◆ **YOUR OBJECTIVE**
Those lines of the records that contain "تاریخ" are to be located and copied.
Content starts
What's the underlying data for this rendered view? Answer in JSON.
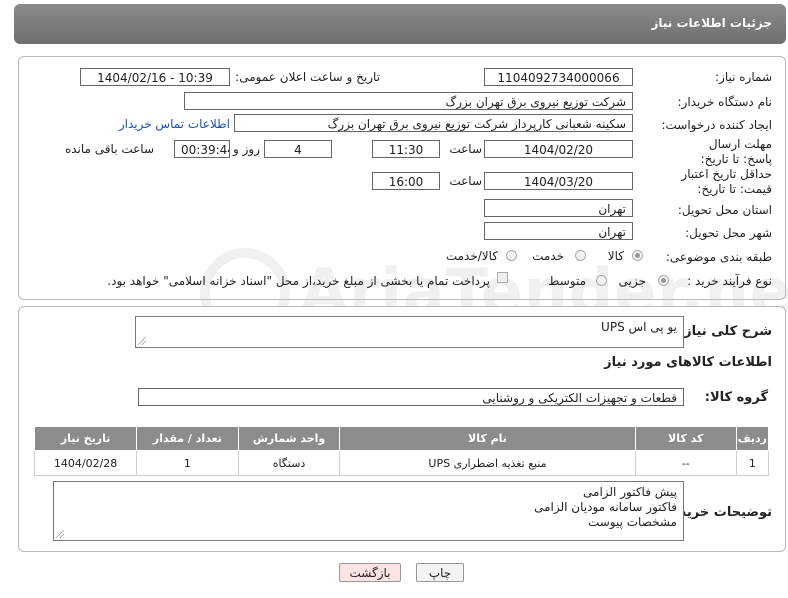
{
  "header": {
    "title": "جزئیات اطلاعات نیاز"
  },
  "watermark": "AriaTender.neT",
  "fields": {
    "need_number_label": "شماره نیاز:",
    "need_number": "1104092734000066",
    "announce_label": "تاریخ و ساعت اعلان عمومی:",
    "announce_value": "1404/02/16 - 10:39",
    "buyer_org_label": "نام دستگاه خریدار:",
    "buyer_org": "شرکت توزیع نیروی برق تهران بزرگ",
    "creator_label": "ایجاد کننده درخواست:",
    "creator": "سکینه شعبانی کارپرداز شرکت توزیع نیروی برق تهران بزرگ",
    "contact_link": "اطلاعات تماس خریدار",
    "deadline_label": "مهلت ارسال پاسخ: تا تاریخ:",
    "deadline_date": "1404/02/20",
    "time_label": "ساعت",
    "deadline_time": "11:30",
    "days": "4",
    "days_label": "روز و",
    "remaining": "00:39:44",
    "remaining_label": "ساعت باقی مانده",
    "validity_label": "حداقل تاریخ اعتبار قیمت: تا تاریخ:",
    "validity_date": "1404/03/20",
    "validity_time": "16:00",
    "province_label": "استان محل تحویل:",
    "province": "تهران",
    "city_label": "شهر محل تحویل:",
    "city": "تهران",
    "category_label": "طبقه بندی موضوعی:",
    "category_options": [
      "کالا",
      "خدمت",
      "کالا/خدمت"
    ],
    "process_label": "نوع فرآیند خرید :",
    "process_options": [
      "جزیی",
      "متوسط"
    ],
    "payment_note": "پرداخت تمام یا بخشی از مبلغ خرید،از محل \"اسناد خزانه اسلامی\" خواهد بود."
  },
  "summary": {
    "desc_label": "شرح کلی نیاز:",
    "desc_value": "یو پی اس UPS",
    "goods_info_title": "اطلاعات کالاهای مورد نیاز",
    "group_label": "گروه کالا:",
    "group_value": "قطعات و تجهیزات الکتریکی و روشنایی"
  },
  "table": {
    "headers": [
      "ردیف",
      "کد کالا",
      "نام کالا",
      "واحد شمارش",
      "تعداد / مقدار",
      "تاریخ نیاز"
    ],
    "rows": [
      [
        "1",
        "--",
        "منبع تغذیه اضطراری UPS",
        "دستگاه",
        "1",
        "1404/02/28"
      ]
    ]
  },
  "buyer_notes": {
    "label": "توضیحات خریدار:",
    "lines": [
      "پیش فاکتور الزامی",
      "فاکتور سامانه مودیان الزامی",
      "مشخصات پیوست"
    ]
  },
  "buttons": {
    "print": "چاپ",
    "back": "بازگشت"
  }
}
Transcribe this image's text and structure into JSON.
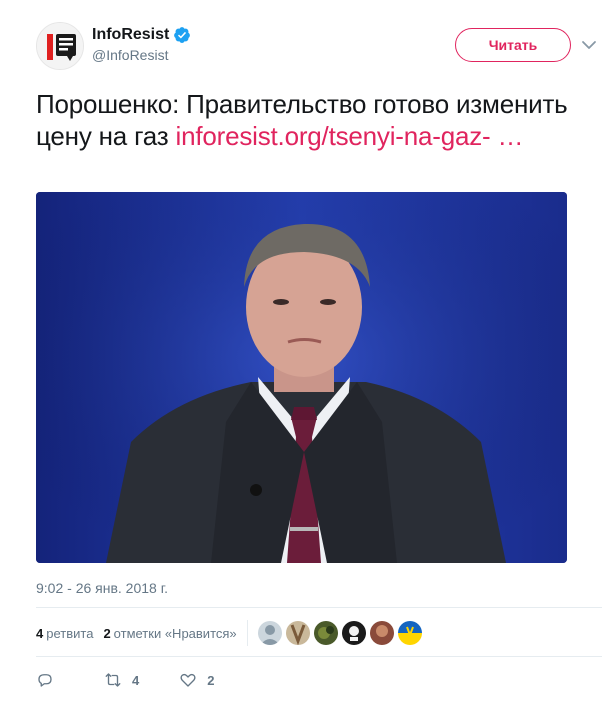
{
  "author": {
    "display_name": "InfoResist",
    "handle": "@InfoResist",
    "verified": true
  },
  "follow_button": {
    "label": "Читать"
  },
  "tweet": {
    "text": "Порошенко: Правительство готово изменить цену на газ ",
    "link_text": "inforesist.org/tsenyi-na-gaz- …"
  },
  "media": {
    "description_icon": "photo-of-man-in-suit"
  },
  "timestamp": "9:02 - 26 янв. 2018 г.",
  "stats": {
    "retweets_count": "4",
    "retweets_label": "ретвита",
    "likes_count": "2",
    "likes_label": "отметки «Нравится»"
  },
  "actions": {
    "reply_count": "",
    "retweet_count": "4",
    "like_count": "2"
  },
  "colors": {
    "accent": "#e0245e",
    "verified": "#1da1f2",
    "muted": "#657786",
    "text": "#14171a"
  }
}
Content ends
◆ **OUTPUT OF THE EXERCISE**
    "announce_label": "تاریخ و ساعت اعلان عمومی:",
    "deadline_label": "مهلت ارسال پاسخ: تا تاریخ:",
    "validity_label": "حداقل تاریخ اعتبار قیمت: تا تاریخ:",
      "تاریخ نیاز"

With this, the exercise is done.